horses, sheep, farm machinery, untidy houses and their untidy yards.

Glancing spells of bush and waterfalls, then more farmland.

The backs of businesses came into view. Car parks and rubbish bins.

Rotting wooden fences and new steel gates. This meant that we were

approaching another town.

The train didn’t stop at every town, and the only way we knew we

were dropping off or collecting people, was when the ticket collector

walked importantly down the aisle, announcing in a loud official

voice, ‘’Next stop ……’’  At this announcement passengers would stand

and hurriedly gather their belongings together, reaching up into the

baggage racks to grab their bags and parcels and exit the train onto

the platform, some heading towards the baggage car,  and some

smilingly into the arms of loved ones.

Our train journey would continue. We’d finish our comics, even after

swapping them with each other. We’d use the toilet, lurching from

side to side down to it and then back, holding onto the seats. We’d

drink from the water dispenser on the wall that released water

into small paper cups.

By now we would be hungry.

‘’How many stops to Palmerston?’’ …….. ’’Are we nearly there?’’

We knew that lunch was at the Palmerston North Railway Station, and

that meant that we were officially halfway to our holiday!

This was where passengers could get off the train and join a long

queue of hungry people, all wanting to buy a pie, sandwiches and a

cup of tea in a thick white Railway’s Corporation cup and saucer set.

The crockery was made to last.

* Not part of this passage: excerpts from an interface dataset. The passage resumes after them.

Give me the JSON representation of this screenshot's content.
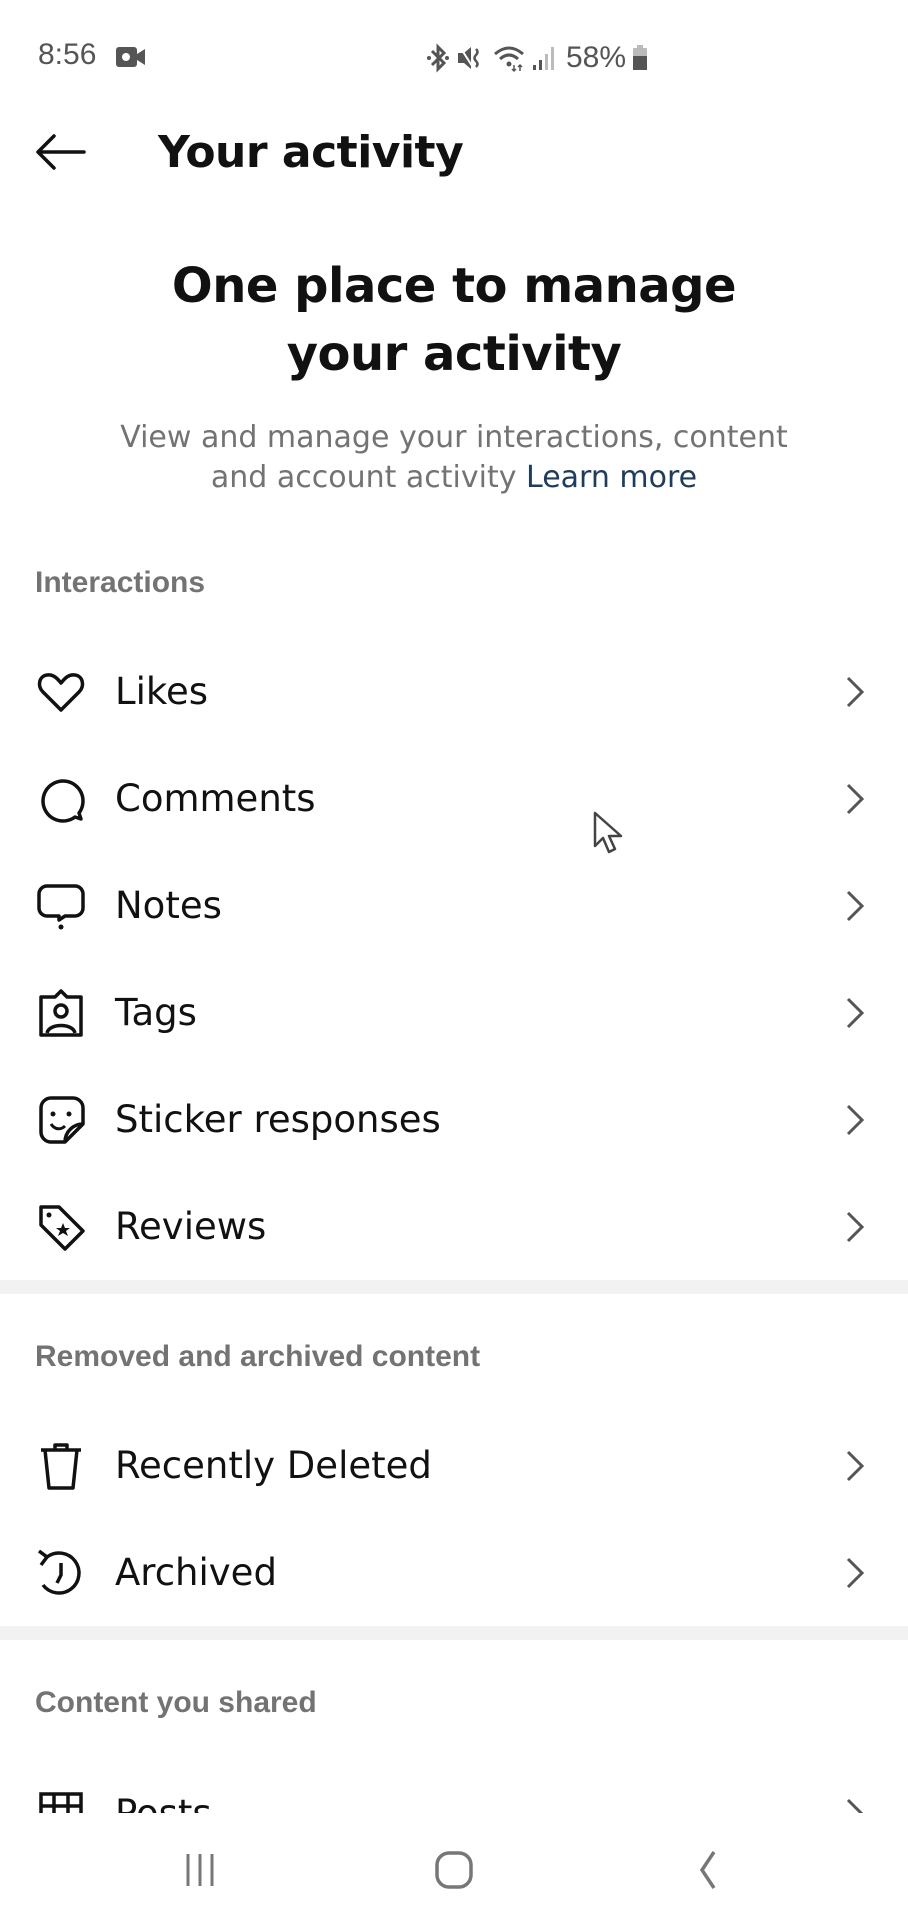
{
  "status_bar": {
    "time": "8:56",
    "battery": "58%",
    "icons": [
      "video-record-icon",
      "bluetooth-icon",
      "mute-icon",
      "wifi-icon",
      "signal-icon",
      "battery-icon"
    ]
  },
  "header": {
    "back_icon": "arrow-left-icon",
    "title": "Your activity"
  },
  "intro": {
    "heading": "One place to manage your activity",
    "subtitle": "View and manage your interactions, content and account activity",
    "learn_more": "Learn more",
    "link_color": "#1e3d5c"
  },
  "sections": [
    {
      "title": "Interactions",
      "items": [
        {
          "label": "Likes",
          "icon": "heart-icon"
        },
        {
          "label": "Comments",
          "icon": "comment-icon"
        },
        {
          "label": "Notes",
          "icon": "note-bubble-icon"
        },
        {
          "label": "Tags",
          "icon": "tag-person-icon"
        },
        {
          "label": "Sticker responses",
          "icon": "sticker-icon"
        },
        {
          "label": "Reviews",
          "icon": "review-tag-icon"
        }
      ]
    },
    {
      "title": "Removed and archived content",
      "items": [
        {
          "label": "Recently Deleted",
          "icon": "trash-icon"
        },
        {
          "label": "Archived",
          "icon": "archive-history-icon"
        }
      ]
    },
    {
      "title": "Content you shared",
      "items": [
        {
          "label": "Posts",
          "icon": "grid-icon"
        }
      ]
    }
  ],
  "nav_bar": {
    "recents": "recents-icon",
    "home": "home-icon",
    "back": "back-icon"
  },
  "colors": {
    "section_title": "#737373",
    "divider": "#f2f2f2",
    "text": "#111111"
  }
}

At least to survive a drop on the floor

of a jiggling train carriage.

Our mother would take our older sister with her to help carry our

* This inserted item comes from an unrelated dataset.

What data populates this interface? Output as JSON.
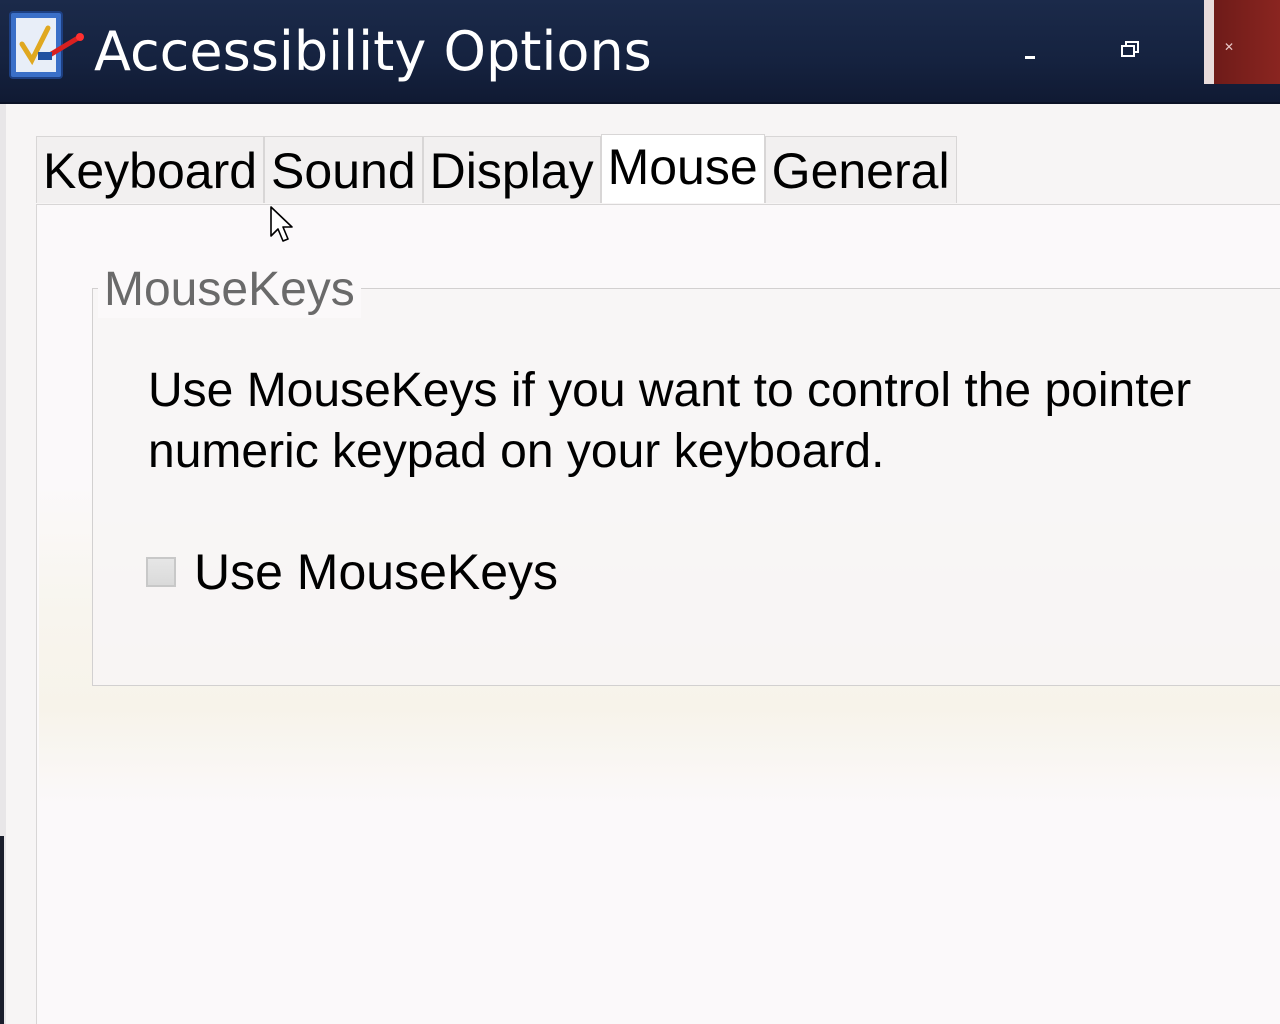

lunch back to the train. We would watch them disappear and blend

into the crowded distance.

That left us three younger ones fretting, nervously looking at each

other but not speaking. The rows of empty seats and the quiet ticking

of the cooling engine added to our feelings of being abandoned.

Would the train start to move? Would it leave without us? What

would become of us? Where would we get off the train?

Each of us was in our own world of worry and it was an anxious time

as we watched passengers come back to the train balancing cups and

saucers and pies on plates, but with no sign of our mother.

Eventually we would spy our mother and sister

coming towards  our carriage, their arms laden.

Whew! Hooray! Lunch!

We’d continue our journey through the Manawatu Gorge and ask

our mother several times about how many trains had gone over the

side as we’d peer nervously down onto the narrow strip of river.

With our tummies full and ‘wake me up when we get there’ sleepy

eyes, we’d be soon lulled to sleep by the soothing clackety  clack of

the wheels connecting with rails.

The Hawkes Bay summer temperatures would eventually wake us. Our

carriage had become hot and stuffy and the outside landscape had

changed. We started to recognise familiar landmarks;  dry brown hills,

limestone outcrops, swamps and Pa sites, Te Mata Peak, Sugarloaf

and Hawke Bay.

‘’Final stop Napier!’’

We all became caught up in the hustle and bustle of leaving the train,

collecting our belongings and making sure that nothing was left

behind on our seats.

We’d clutch the prized comics that we’d give to our cousins and

follow our mother down the carriage aisle and gingerly climb

down the steps onto the solid ground of the platform.

Our smiling uncle was there to greet us.

Now what did our suitcases look like?


By Denise McBride 16/09/2020